'I agree that every executive decision need not be formally expressed......... .but when the executive decision affects an outsider or is required to be officially notified or to be communicated it. should normally be expressed in the form mentioned in Article 166(1), i.e. in the name of the Governor.'
He accepted the contention of the learned Attorney-General who relied in this connection on a case reported in -- 'J. K. Gas Plant . v. Emperor', AIR 1947 FC 38 at pp. 41-43 (B) where their Lordships dealt with the interpretation of Section 40(1) of the 9th Schedule to the Government of India Act, 1935, which was in terms similar to Article 166. He points out:
'It is well settled that generally speaking the provisions of a statute creating public duties are directory and those conferring private rights are imperative. When the provisions of a statute relate to the performance of a public duty and the case is such that to hold null and void acts done in neglect of this duty would work serious general inconvenience or injustice to persons who have no control over those entrusted with the duty and at the same time would not promote the main object of the legislature, it has been the practice of the Courts to hold such provisions to be directory only, the neglect of them not affecting the validity of the acts done.'
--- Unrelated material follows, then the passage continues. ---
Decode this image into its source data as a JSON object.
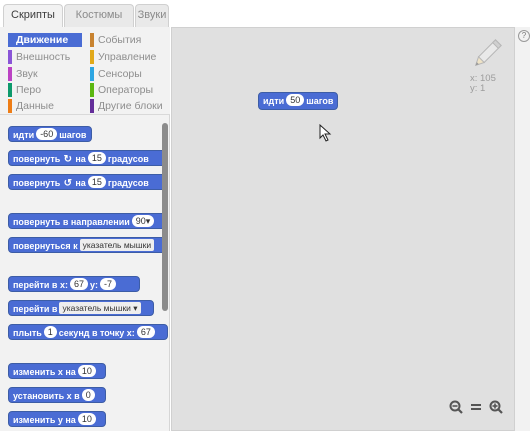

He has gone on to point out that strict compliance with the requirements of Article 166 gives an immunity to the order in that it cannot be challenged on the ground that it is not an order made by the Governor; if, therefore, the requirements of that Article, are not complied with, the resulting immunity cannot he claimed by the State; this, however, does not vitiate the order itself or render an executive action a nullity. That decision had in fact been taken by the appropriate Government is amply proved on the record. In that case action appears to have been taken by the Home Minister and it was pointed out by Das J. that the Act itself did not prescribe any particular form of expression of that executive decision. In the present case, therefore, it must be held that the decision has in fact been taken by the appropriate Government and there has been in the circumstances no breach of the procedure established by law. The mere circumstance that the copy of the order produced by the Petitioner purports to be issued under the name of an Assistant Secretary to Government cannot affect the validity of the order.
7. There is therefore no substance in any/ofthe contentions raised on behalf of the Petitionerand this petition is dismissed.
8. Petition dismissed.